[Collected data entries]
------------------------

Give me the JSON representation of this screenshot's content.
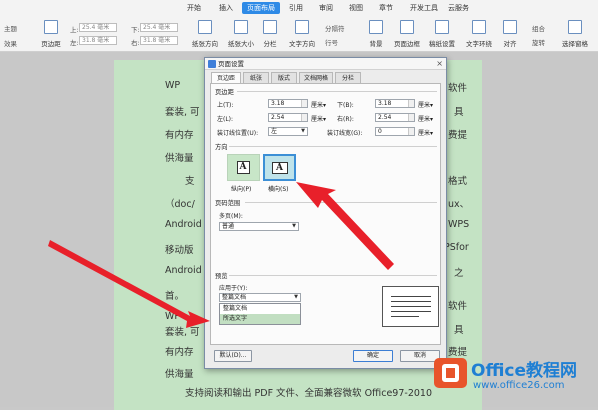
{
  "ribbon": {
    "tabs": [
      "开始",
      "插入",
      "页面布局",
      "引用",
      "审阅",
      "视图",
      "章节",
      "开发工具",
      "云服务"
    ],
    "active_tab": "页面布局",
    "left_stubs": [
      "主题",
      "效果"
    ],
    "margin_fields": {
      "top_label": "上:",
      "top_value": "25.4 毫米",
      "bottom_label": "下:",
      "bottom_value": "25.4 毫米",
      "left_label": "左:",
      "left_value": "31.8 毫米",
      "right_label": "右:",
      "right_value": "31.8 毫米"
    },
    "tools": {
      "margins": "页边距",
      "orientation": "纸张方向",
      "size": "纸张大小",
      "columns": "分栏",
      "text_dir": "文字方向",
      "breaks": "分隔符",
      "line_no": "行号",
      "background": "背景",
      "page_border": "页面边框",
      "paper_grid": "稿纸设置",
      "wrap": "文字环绕",
      "align": "对齐",
      "group": "组合",
      "rotate": "旋转",
      "select_pane": "选择窗格"
    }
  },
  "document": {
    "lines": [
      {
        "left": "WP",
        "right": "软件"
      },
      {
        "left": "套装, 可",
        "right": "具"
      },
      {
        "left": "有内存",
        "right": "费提"
      },
      {
        "left": "供海量",
        "right": ""
      },
      {
        "left": "支",
        "right": "格式"
      },
      {
        "left": "（doc/",
        "right": "ux、"
      },
      {
        "left": "Android",
        "right": "WPS"
      },
      {
        "left": "移动版",
        "right": "PSfor"
      },
      {
        "left": "Android",
        "right": "之"
      },
      {
        "left": "首。",
        "right": ""
      },
      {
        "left": "WP",
        "right": "软件"
      },
      {
        "left": "套装, 可",
        "right": "具"
      },
      {
        "left": "有内存",
        "right": "费提"
      },
      {
        "left": "供海量",
        "right": ""
      }
    ],
    "bottom_line": "支持阅读和输出 PDF 文件、全面兼容微软 Office97-2010"
  },
  "dialog": {
    "title": "页面设置",
    "close": "×",
    "tabs": [
      "页边距",
      "纸张",
      "版式",
      "文档网格",
      "分栏"
    ],
    "active_tab": "页边距",
    "margins_section": "页边距",
    "top_label": "上(T):",
    "top_value": "3.18",
    "top_unit": "厘米▾",
    "bottom_label": "下(B):",
    "bottom_value": "3.18",
    "bottom_unit": "厘米▾",
    "left_label": "左(L):",
    "left_value": "2.54",
    "left_unit": "厘米▾",
    "right_label": "右(R):",
    "right_value": "2.54",
    "right_unit": "厘米▾",
    "gutter_pos_label": "装订线位置(U):",
    "gutter_pos_value": "左",
    "gutter_width_label": "装订线宽(G):",
    "gutter_width_value": "0",
    "gutter_width_unit": "厘米▾",
    "orientation_section": "方向",
    "portrait_label": "纵向(P)",
    "landscape_label": "横向(S)",
    "orient_glyph": "A",
    "pages_section": "页码范围",
    "multi_label": "多页(M):",
    "multi_value": "普通",
    "preview_section": "预览",
    "apply_label": "应用于(Y):",
    "apply_value": "整篇文档",
    "apply_options": [
      "整篇文档",
      "所选文字"
    ],
    "highlighted_option": "所选文字",
    "default_button": "默认(D)...",
    "ok_button": "确定",
    "cancel_button": "取消"
  },
  "watermark": {
    "line1": "Office教程网",
    "line2": "www.office26.com"
  },
  "colors": {
    "arrow": "#e8202a",
    "page_bg": "#c4e3c4",
    "accent": "#2e8ae6",
    "logo": "#e8542b"
  }
}
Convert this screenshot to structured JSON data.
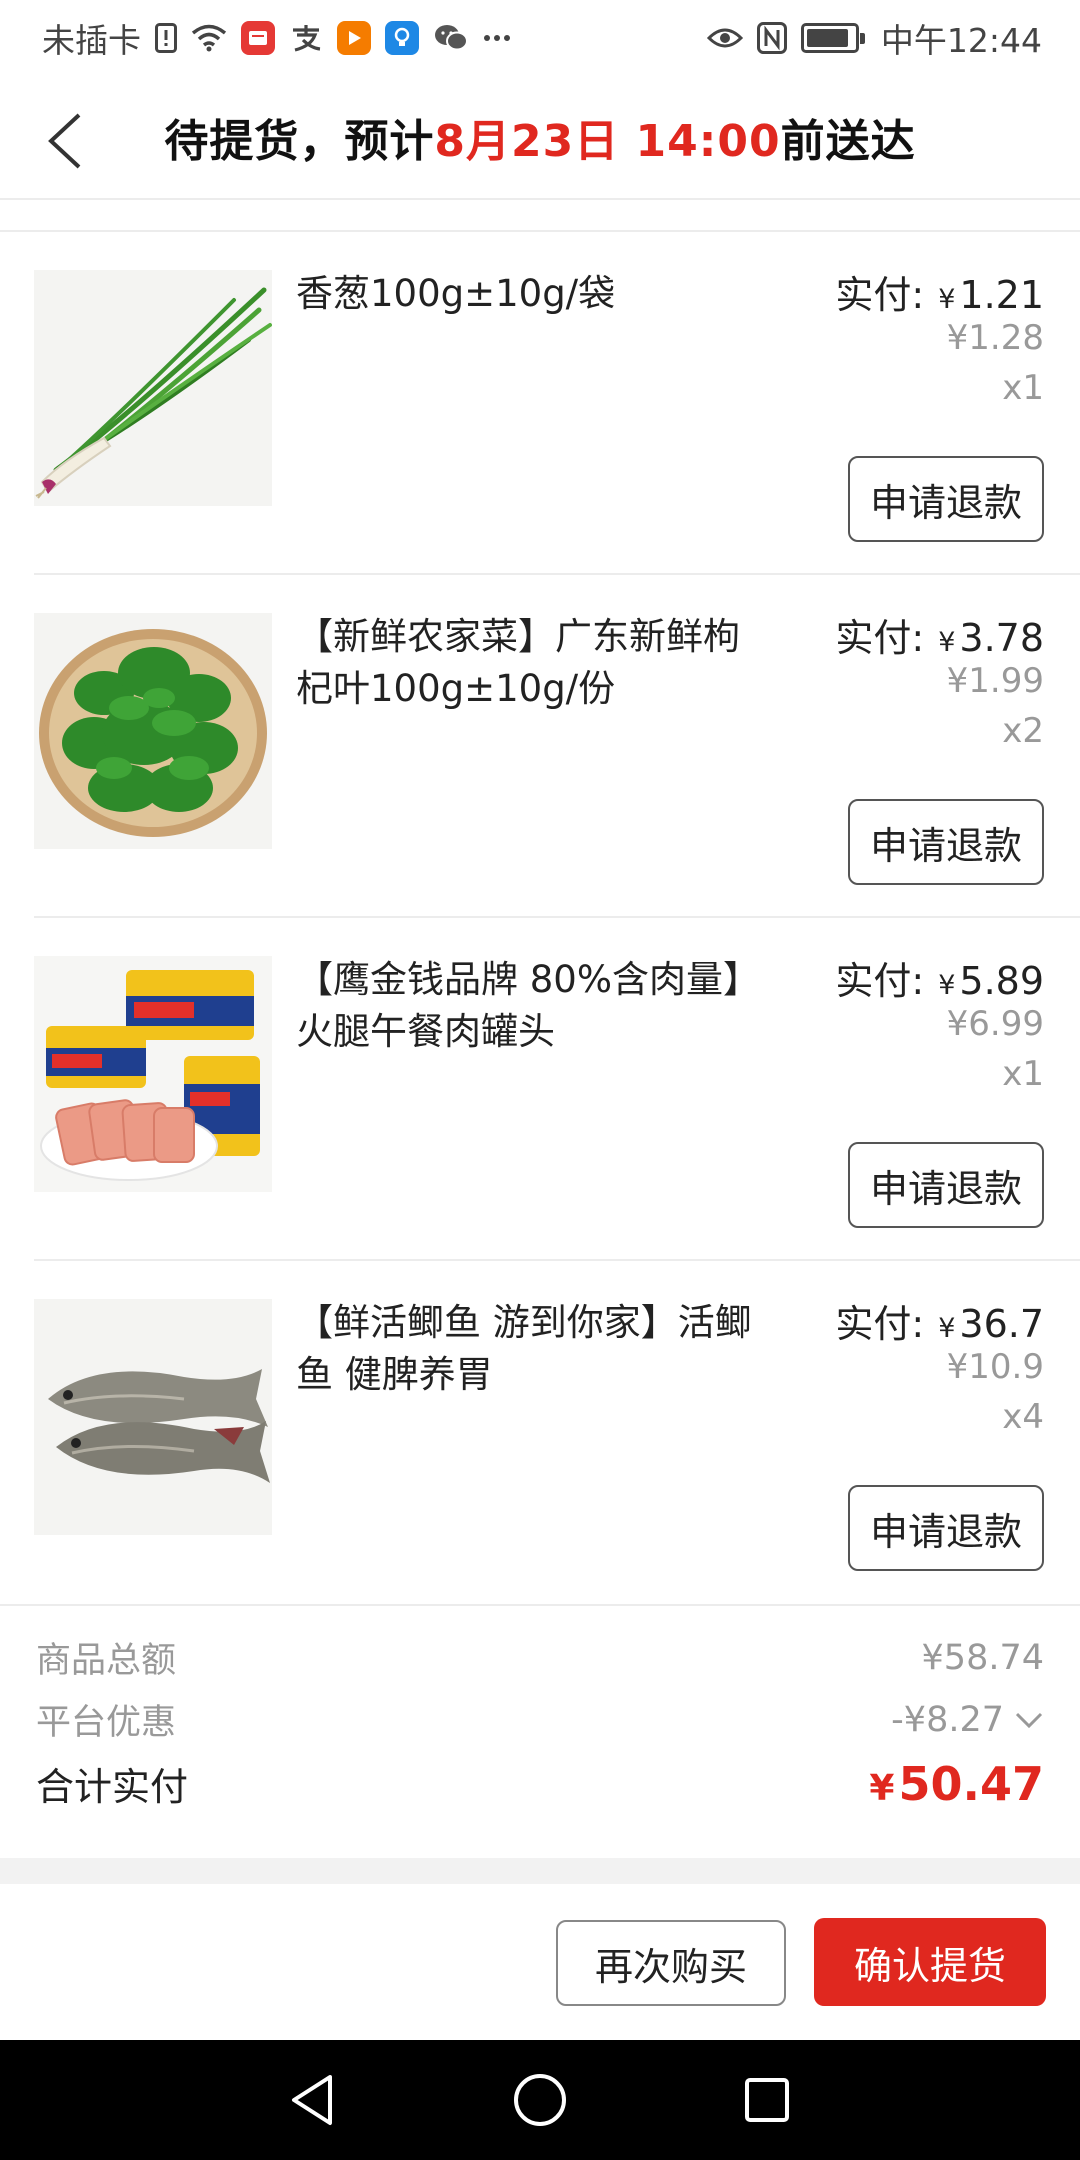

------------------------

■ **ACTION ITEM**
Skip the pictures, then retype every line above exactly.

■ **RESULT OF THE EXERCISE**
Give me the JSON representation of this screenshot's content.
{
  "ribbon": {
    "tabs": [
      "开始",
      "插入",
      "页面布局",
      "引用",
      "审阅",
      "视图",
      "章节",
      "开发工具",
      "云服务"
    ],
    "active_tab": "页面布局",
    "left_stubs": [
      "主题",
      "效果"
    ],
    "margin_fields": {
      "top_label": "上:",
      "top_value": "25.4 毫米",
      "bottom_label": "下:",
      "bottom_value": "25.4 毫米",
      "left_label": "左:",
      "left_value": "31.8 毫米",
      "right_label": "右:",
      "right_value": "31.8 毫米"
    },
    "tools": {
      "margins": "页边距",
      "orientation": "纸张方向",
      "size": "纸张大小",
      "columns": "分栏",
      "text_dir": "文字方向",
      "breaks": "分隔符",
      "line_no": "行号",
      "background": "背景",
      "page_border": "页面边框",
      "paper_grid": "稿纸设置",
      "wrap": "文字环绕",
      "align": "对齐",
      "group": "组合",
      "rotate": "旋转",
      "select_pane": "选择窗格"
    }
  },
  "document": {
    "lines": [
      {
        "left": "WP",
        "right": "软件"
      },
      {
        "left": "套装, 可",
        "right": "具"
      },
      {
        "left": "有内存",
        "right": "费提"
      },
      {
        "left": "供海量",
        "right": ""
      },
      {
        "left": "支",
        "right": "格式"
      },
      {
        "left": "（doc/",
        "right": "ux、"
      },
      {
        "left": "Android",
        "right": "WPS"
      },
      {
        "left": "移动版",
        "right": "PSfor"
      },
      {
        "left": "Android",
        "right": "之"
      },
      {
        "left": "首。",
        "right": ""
      },
      {
        "left": "WP",
        "right": "软件"
      },
      {
        "left": "套装, 可",
        "right": "具"
      },
      {
        "left": "有内存",
        "right": "费提"
      },
      {
        "left": "供海量",
        "right": ""
      }
    ],
    "bottom_line": "支持阅读和输出 PDF 文件、全面兼容微软 Office97-2010"
  },
  "dialog": {
    "title": "页面设置",
    "close": "×",
    "tabs": [
      "页边距",
      "纸张",
      "版式",
      "文档网格",
      "分栏"
    ],
    "active_tab": "页边距",
    "margins_section": "页边距",
    "top_label": "上(T):",
    "top_value": "3.18",
    "top_unit": "厘米▾",
    "bottom_label": "下(B):",
    "bottom_value": "3.18",
    "bottom_unit": "厘米▾",
    "left_label": "左(L):",
    "left_value": "2.54",
    "left_unit": "厘米▾",
    "right_label": "右(R):",
    "right_value": "2.54",
    "right_unit": "厘米▾",
    "gutter_pos_label": "装订线位置(U):",
    "gutter_pos_value": "左",
    "gutter_width_label": "装订线宽(G):",
    "gutter_width_value": "0",
    "gutter_width_unit": "厘米▾",
    "orientation_section": "方向",
    "portrait_label": "纵向(P)",
    "landscape_label": "横向(S)",
    "orient_glyph": "A",
    "pages_section": "页码范围",
    "multi_label": "多页(M):",
    "multi_value": "普通",
    "preview_section": "预览",
    "apply_label": "应用于(Y):",
    "apply_value": "整篇文档",
    "apply_options": [
      "整篇文档",
      "所选文字"
    ],
    "highlighted_option": "所选文字",
    "default_button": "默认(D)...",
    "ok_button": "确定",
    "cancel_button": "取消"
  },
  "watermark": {
    "line1": "Office教程网",
    "line2": "www.office26.com"
  },
  "colors": {
    "arrow": "#e8202a",
    "page_bg": "#c4e3c4",
    "accent": "#2e8ae6",
    "logo": "#e8542b"
  }
}
Convert this screenshot to structured JSON data.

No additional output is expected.